But, trying to attend proved to be a very expensive and frustrating experience.
The NRA charges $10K minimum to be there and gives start-ups a booth. Another option they offer is the Start-up Alley during the NRA Show, happening every May in Chicago. That also costs thousands and requires one to set-up a booth. The alley exposes start-ups to the general public attending the show. As much as I enjoy explaining my ideas to curious people, we entrepreneurs need to engage directly with innovators. In short, neither event allows entrepreneurs to attend to network and engage with individuals face to face.
I wrote to the president of the NRA directly bringing this to her attention. In all her professionalism and charisma, I haven’t heard as of today, and I hope it changes in the future, a vision of a different future.
How have you tackled bringing new ideas to the restaurant industry? Are there conferences, groups, shows, publications that focuses on innovators and do not require thousands of dollars of investment just to pass the door?
Lucas-I would have to know more about your product and how it works. The initial thought is if you can show how you can help one location, you are then in the gates and will have access to more.
Keep in mind many “Chains” be they retail or restaurant often locate in areas where the demographics they are reaching are similar so they can consolidate their marketing efforts. Many factors play…but it could be Population of 50k people and more…average household income of $80k. Whatever it may be.

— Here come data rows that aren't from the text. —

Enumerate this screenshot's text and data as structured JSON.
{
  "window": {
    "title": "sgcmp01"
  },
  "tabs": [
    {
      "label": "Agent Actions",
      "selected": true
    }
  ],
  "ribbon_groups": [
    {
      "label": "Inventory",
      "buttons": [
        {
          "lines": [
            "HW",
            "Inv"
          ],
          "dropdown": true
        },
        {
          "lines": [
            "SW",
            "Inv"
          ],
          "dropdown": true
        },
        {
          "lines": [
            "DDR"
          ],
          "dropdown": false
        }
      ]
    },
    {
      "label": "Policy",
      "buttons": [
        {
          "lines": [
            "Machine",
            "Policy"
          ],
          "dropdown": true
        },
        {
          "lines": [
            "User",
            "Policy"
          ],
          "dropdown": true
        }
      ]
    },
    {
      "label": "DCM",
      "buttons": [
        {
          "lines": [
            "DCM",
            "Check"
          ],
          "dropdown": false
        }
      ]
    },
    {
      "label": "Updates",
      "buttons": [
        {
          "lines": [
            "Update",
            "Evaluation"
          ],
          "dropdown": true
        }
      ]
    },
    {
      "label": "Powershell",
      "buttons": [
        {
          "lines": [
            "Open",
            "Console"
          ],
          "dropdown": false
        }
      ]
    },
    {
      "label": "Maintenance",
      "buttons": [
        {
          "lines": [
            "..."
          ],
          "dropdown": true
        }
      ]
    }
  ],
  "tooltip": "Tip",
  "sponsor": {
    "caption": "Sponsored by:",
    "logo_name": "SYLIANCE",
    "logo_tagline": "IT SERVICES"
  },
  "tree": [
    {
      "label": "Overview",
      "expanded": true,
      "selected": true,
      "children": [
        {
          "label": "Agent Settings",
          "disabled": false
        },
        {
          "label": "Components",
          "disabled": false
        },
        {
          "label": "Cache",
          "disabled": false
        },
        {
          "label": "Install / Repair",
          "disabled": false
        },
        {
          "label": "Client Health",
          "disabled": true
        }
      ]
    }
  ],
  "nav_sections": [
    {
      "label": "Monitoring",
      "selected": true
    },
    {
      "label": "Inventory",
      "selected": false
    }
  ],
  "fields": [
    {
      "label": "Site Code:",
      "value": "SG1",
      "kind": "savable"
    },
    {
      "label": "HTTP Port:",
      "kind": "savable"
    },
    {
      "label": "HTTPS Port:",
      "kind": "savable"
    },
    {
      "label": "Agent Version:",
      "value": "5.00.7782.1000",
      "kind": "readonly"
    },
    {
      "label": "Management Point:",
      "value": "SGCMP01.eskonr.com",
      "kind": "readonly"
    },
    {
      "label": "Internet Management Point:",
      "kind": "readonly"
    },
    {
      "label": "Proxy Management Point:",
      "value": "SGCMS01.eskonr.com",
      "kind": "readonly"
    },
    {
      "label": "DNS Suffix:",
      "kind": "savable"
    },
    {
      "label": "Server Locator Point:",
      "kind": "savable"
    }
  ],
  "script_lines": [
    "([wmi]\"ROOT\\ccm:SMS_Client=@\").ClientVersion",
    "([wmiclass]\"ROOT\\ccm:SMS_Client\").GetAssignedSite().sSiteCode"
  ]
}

So in terms of the CMO for 5, or 50, I don’t think you will have as much of a variance as you might think. Much of the work has already been done.
Especially in local areas. For example, there is a restaurant in north Texas that is growing very fast. They now have 80 locations up from 5 10 years ago. Well…north Texas is pretty much north Texas. And because corporate has detailed specs on where to build new restaurants, it is very likely that your marketing efforts for one restaurant 10 miles from another will be very similar.
But it also depends on the structure and freedom of the franchisee. Again, if it were me, I would personally reach out to the CEO, make the brief pitch of why your product brings more value than your competitor. Then I would ask for a “test store” perhaps one that has been struggling in meeting revenue projections. If you can show an increase in that, you will get a second, third, so on.
Regarding individuals who help put together materials for franchising, if you can illustrate success, it could be that your product becomes a useful addition as part of the services offered to the franchisee from the franchisor. And then you have access to numerous companies rather than one at a time.